This was the part of the job he hated. All week he enjoyed the early rise, the long quiet bike ride with the heavy bag full of papers, the small signs of stirring, the late night stragglers struggling with house keys. But then the serenity of routine would shift come Sunday and people had to pay him for his services.
Yeah, he got paid, but all it meant to him was he had to deal with these people. They weren't asleep today, they had to pay up. You'd think he was coming to collect the vig from a late lowlife in a scummy Italian restaurant, instead of picking up a few extra bucks to be able to buy pizza after school got out.
To make matters worse, he had a new customer. He'd not met her yet, but she lived in an apartment building, house really, that was filled with angry septegenarians. As bad as making regular visits was, the first visit was always the worst for him. His normal bike-ride sweat would be layered over with a nervous sheen, an anti-social coat of perspiration. All of a sudden he'd be far more aware of what he was wearing, the sound of his voice, the way he walked, all of that shit.
The apartment complex was a big old Colonial house really, one he'd stood at the front door of many times. Someone would come trudging down the hall on a walker, or roll out in a scooter. He'd never had a customer on the second floor, which he'd not noted before this morning. He rang her buzzer. Just a second, she said, and buzzed him in.
Disoriented by the invitation, he hesitantly stepped through the door. Standing in the lobby he felt like an explorer.
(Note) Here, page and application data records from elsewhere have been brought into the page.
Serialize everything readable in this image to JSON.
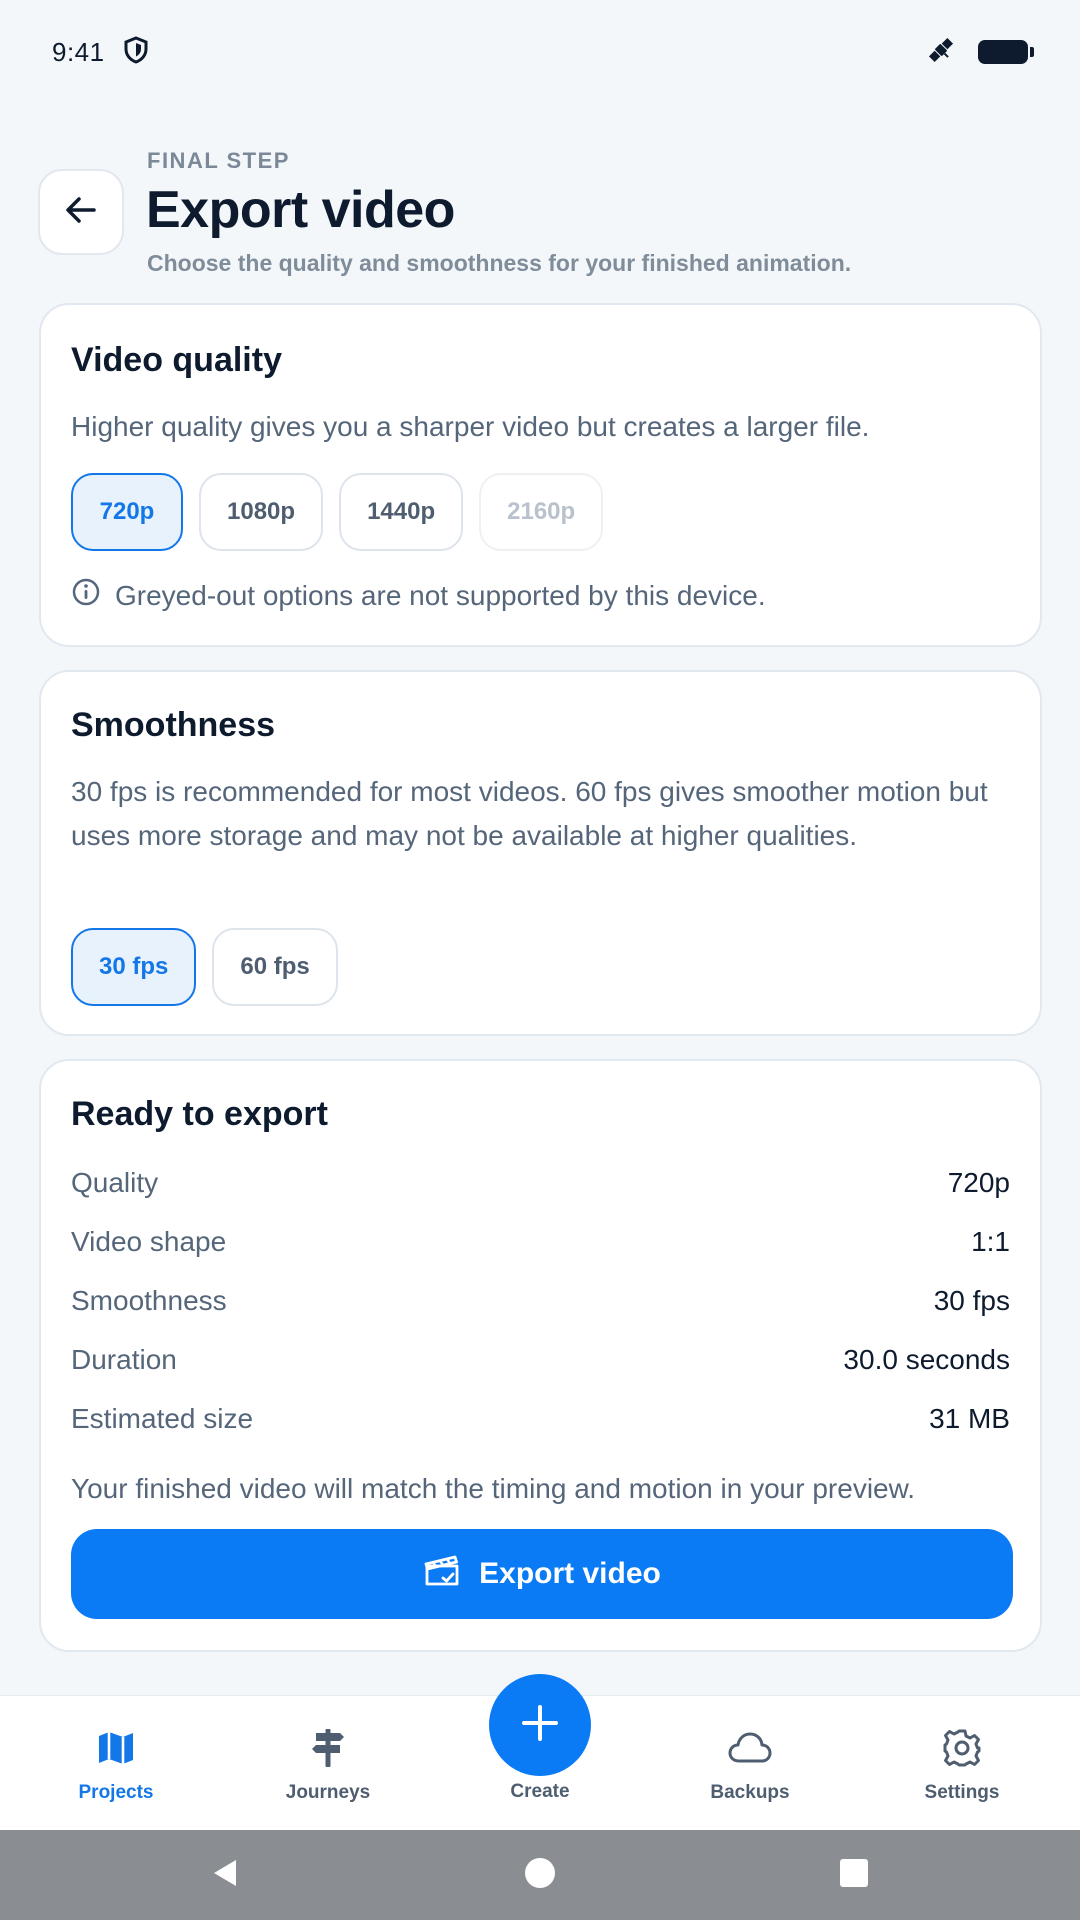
{
  "status_bar": {
    "time": "9:41"
  },
  "header": {
    "eyebrow": "FINAL STEP",
    "title": "Export video",
    "subtitle": "Choose the quality and smoothness for your finished animation."
  },
  "quality_card": {
    "title": "Video quality",
    "description": "Higher quality gives you a sharper video but creates a larger file.",
    "options": [
      {
        "label": "720p",
        "state": "selected"
      },
      {
        "label": "1080p",
        "state": "default"
      },
      {
        "label": "1440p",
        "state": "default"
      },
      {
        "label": "2160p",
        "state": "disabled"
      }
    ],
    "note": "Greyed-out options are not supported by this device."
  },
  "smoothness_card": {
    "title": "Smoothness",
    "description": "30 fps is recommended for most videos. 60 fps gives smoother motion but uses more storage and may not be available at higher qualities.",
    "options": [
      {
        "label": "30 fps",
        "state": "selected"
      },
      {
        "label": "60 fps",
        "state": "default"
      }
    ]
  },
  "summary_card": {
    "title": "Ready to export",
    "rows": [
      {
        "label": "Quality",
        "value": "720p"
      },
      {
        "label": "Video shape",
        "value": "1:1"
      },
      {
        "label": "Smoothness",
        "value": "30 fps"
      },
      {
        "label": "Duration",
        "value": "30.0 seconds"
      },
      {
        "label": "Estimated size",
        "value": "31 MB"
      }
    ],
    "note": "Your finished video will match the timing and motion in your preview.",
    "export_button_label": "Export video"
  },
  "bottom_nav": {
    "items": [
      {
        "label": "Projects",
        "icon": "map-icon",
        "active": true
      },
      {
        "label": "Journeys",
        "icon": "signpost-icon",
        "active": false
      },
      {
        "label": "Create",
        "icon": "plus-icon",
        "active": false
      },
      {
        "label": "Backups",
        "icon": "cloud-icon",
        "active": false
      },
      {
        "label": "Settings",
        "icon": "gear-icon",
        "active": false
      }
    ]
  },
  "colors": {
    "accent": "#0A7BF5",
    "selected_chip_bg": "#E7F2FD",
    "background": "#F4F7FA",
    "title_text": "#0E1B2E",
    "body_text": "#56667A",
    "system_nav": "#8A8E93"
  }
}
His bag of papers seemed to gain shape and weight, but somehow became more pleasant to carry. A door opened out of sight above him and heels clicked on hardwood. His blood picked up.
A brunette with wet hair and a purse over her shoulder approached the top of the steps. She asked him what she owed him but he didn't hear her. As she sat on the highest step and began to rummage through her purse, her bare knees clung together to repel his eyes. They almost totally succeeded.
Somehow he made her laugh; maybe about the huge sum she owed him, maybe a self-deprecation about his timeliness or lack thereof. Either way, that sound was to be the last sound he heard as a child. By the time her laugh had tapered off, he was thinking like a man.